---------- Excerpted data
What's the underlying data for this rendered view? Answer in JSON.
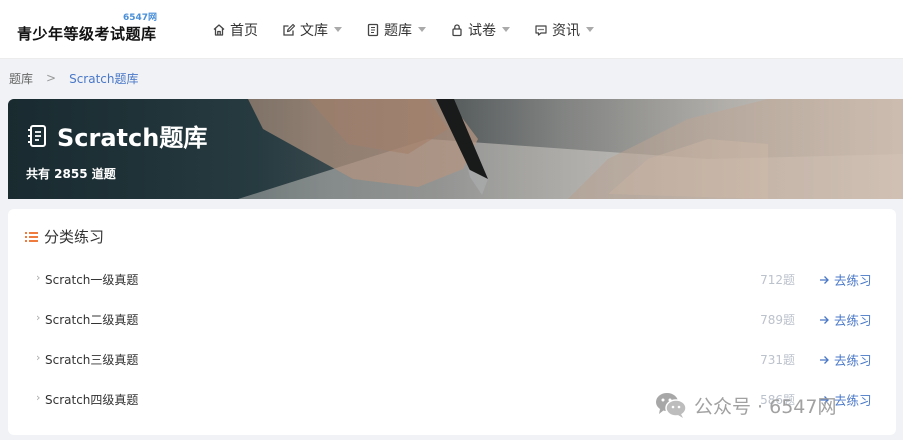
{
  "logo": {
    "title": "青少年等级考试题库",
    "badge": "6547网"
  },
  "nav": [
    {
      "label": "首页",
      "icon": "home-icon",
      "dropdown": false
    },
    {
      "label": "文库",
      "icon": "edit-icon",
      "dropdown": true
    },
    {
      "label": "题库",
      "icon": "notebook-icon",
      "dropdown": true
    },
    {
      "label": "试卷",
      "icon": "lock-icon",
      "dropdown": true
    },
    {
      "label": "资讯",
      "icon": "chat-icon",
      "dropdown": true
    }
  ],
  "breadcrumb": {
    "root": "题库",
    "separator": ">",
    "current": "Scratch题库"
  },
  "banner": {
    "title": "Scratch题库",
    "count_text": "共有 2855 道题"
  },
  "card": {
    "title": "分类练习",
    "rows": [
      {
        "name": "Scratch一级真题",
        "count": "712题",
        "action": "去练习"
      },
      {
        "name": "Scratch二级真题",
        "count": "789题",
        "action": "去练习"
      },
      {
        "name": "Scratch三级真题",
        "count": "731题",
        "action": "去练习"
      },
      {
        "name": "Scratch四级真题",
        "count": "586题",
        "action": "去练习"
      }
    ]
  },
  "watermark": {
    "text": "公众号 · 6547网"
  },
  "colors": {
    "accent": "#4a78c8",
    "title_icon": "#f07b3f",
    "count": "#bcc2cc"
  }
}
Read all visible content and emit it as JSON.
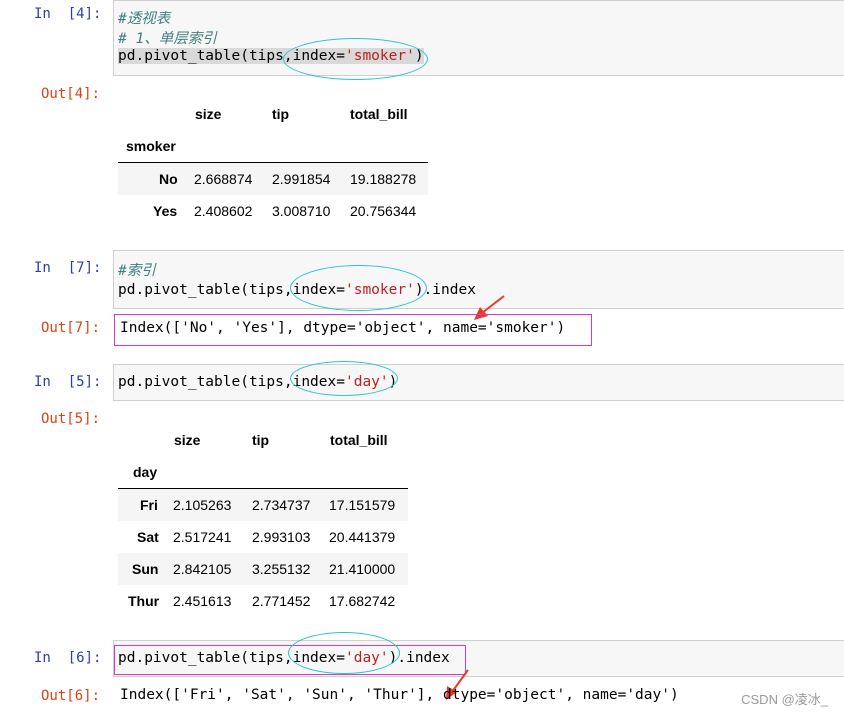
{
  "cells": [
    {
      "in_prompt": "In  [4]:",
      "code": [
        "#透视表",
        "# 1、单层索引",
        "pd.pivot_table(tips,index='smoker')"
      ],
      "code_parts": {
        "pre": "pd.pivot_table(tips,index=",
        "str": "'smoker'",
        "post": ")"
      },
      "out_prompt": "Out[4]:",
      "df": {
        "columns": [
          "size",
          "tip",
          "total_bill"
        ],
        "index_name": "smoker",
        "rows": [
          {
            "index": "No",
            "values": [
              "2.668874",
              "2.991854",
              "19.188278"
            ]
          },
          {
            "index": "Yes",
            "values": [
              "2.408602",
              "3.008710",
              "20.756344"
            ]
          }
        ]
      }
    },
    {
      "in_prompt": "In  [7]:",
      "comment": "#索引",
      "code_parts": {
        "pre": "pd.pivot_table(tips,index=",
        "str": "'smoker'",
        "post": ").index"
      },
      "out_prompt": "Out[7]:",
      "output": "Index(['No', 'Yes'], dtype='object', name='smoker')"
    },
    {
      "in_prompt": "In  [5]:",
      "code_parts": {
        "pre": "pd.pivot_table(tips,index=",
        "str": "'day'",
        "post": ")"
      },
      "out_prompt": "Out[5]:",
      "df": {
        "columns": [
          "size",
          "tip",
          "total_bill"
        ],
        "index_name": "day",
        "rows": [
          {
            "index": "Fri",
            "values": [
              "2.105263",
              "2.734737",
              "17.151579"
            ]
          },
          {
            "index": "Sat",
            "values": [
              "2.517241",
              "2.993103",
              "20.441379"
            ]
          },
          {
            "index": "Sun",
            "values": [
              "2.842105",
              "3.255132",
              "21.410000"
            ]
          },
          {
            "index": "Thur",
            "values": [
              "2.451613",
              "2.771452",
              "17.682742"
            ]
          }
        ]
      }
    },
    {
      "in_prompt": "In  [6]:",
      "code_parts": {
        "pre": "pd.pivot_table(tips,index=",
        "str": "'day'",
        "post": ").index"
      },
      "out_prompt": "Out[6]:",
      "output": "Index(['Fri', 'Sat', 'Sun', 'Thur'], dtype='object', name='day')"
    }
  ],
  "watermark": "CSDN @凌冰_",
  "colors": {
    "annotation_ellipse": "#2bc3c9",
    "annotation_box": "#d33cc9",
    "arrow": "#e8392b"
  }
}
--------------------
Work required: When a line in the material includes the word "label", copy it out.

Solved exercise:
      "label": "首页",
      "label": "文库",
      "label": "题库",
      "label": "试卷",
      "label": "资讯",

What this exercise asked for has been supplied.